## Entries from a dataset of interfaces
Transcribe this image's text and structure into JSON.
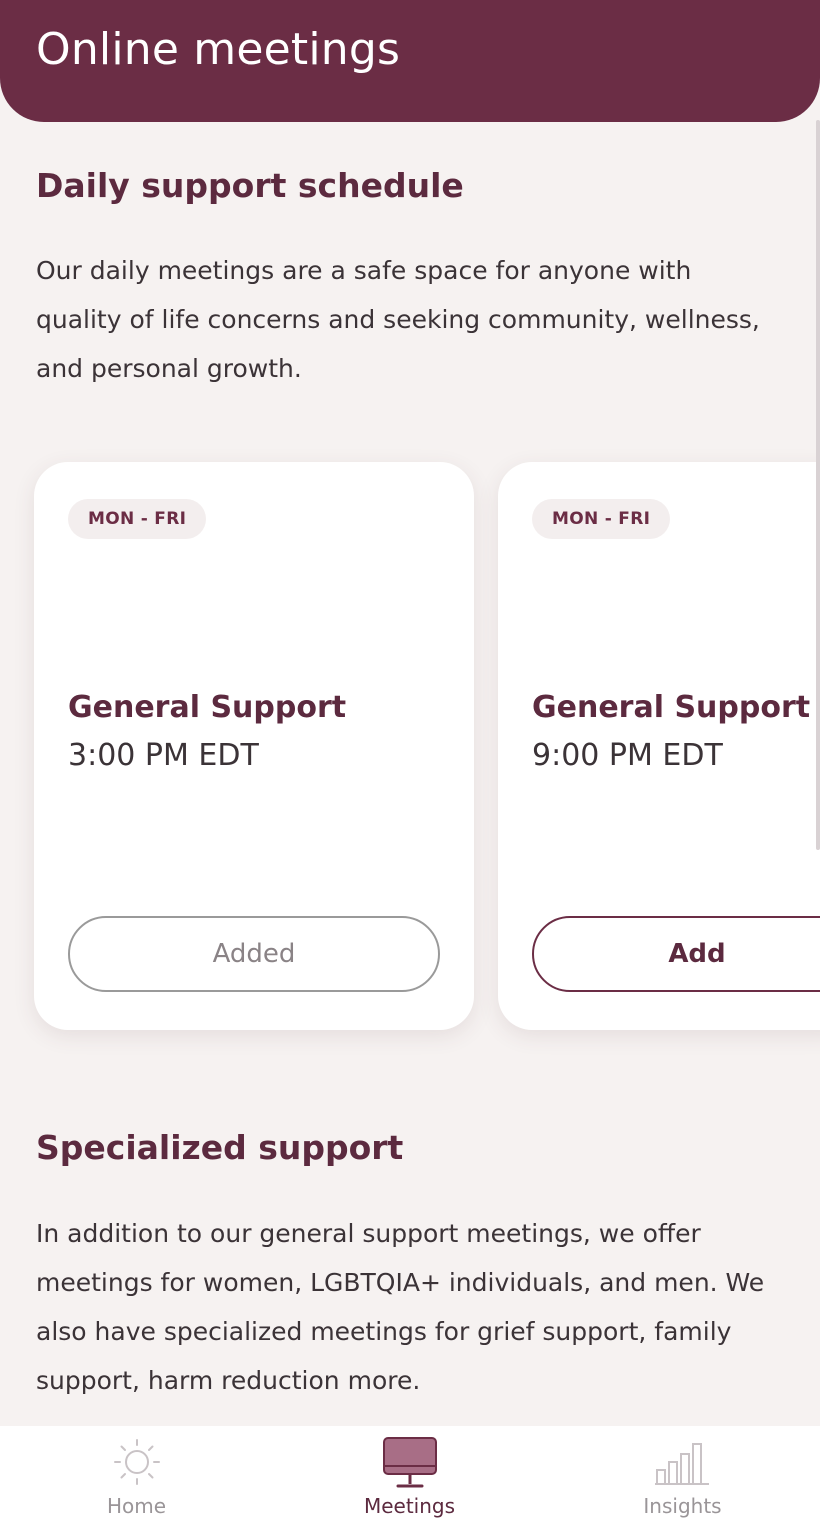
{
  "header": {
    "title": "Online meetings"
  },
  "daily": {
    "title": "Daily support schedule",
    "body": "Our daily meetings are a safe space for anyone with quality of life concerns and seeking community, wellness, and personal growth."
  },
  "cards": [
    {
      "badge": "MON - FRI",
      "title": "General Support",
      "time": "3:00 PM EDT",
      "button": "Added"
    },
    {
      "badge": "MON - FRI",
      "title": "General Support",
      "time": "9:00 PM EDT",
      "button": "Add"
    }
  ],
  "specialized": {
    "title": "Specialized support",
    "body": "In addition to our general support meetings, we offer meetings for women, LGBTQIA+ individuals, and men. We also have specialized meetings for grief support, family support, harm reduction more."
  },
  "tabs": [
    {
      "label": "Home",
      "icon": "sun-icon"
    },
    {
      "label": "Meetings",
      "icon": "monitor-icon"
    },
    {
      "label": "Insights",
      "icon": "bar-chart-icon"
    }
  ],
  "active_tab": "Meetings",
  "colors": {
    "brand": "#6b2d45",
    "background": "#f6f2f1",
    "card": "#ffffff",
    "badge": "#f3eeee"
  }
}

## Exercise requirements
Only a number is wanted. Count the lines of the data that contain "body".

## The answer
2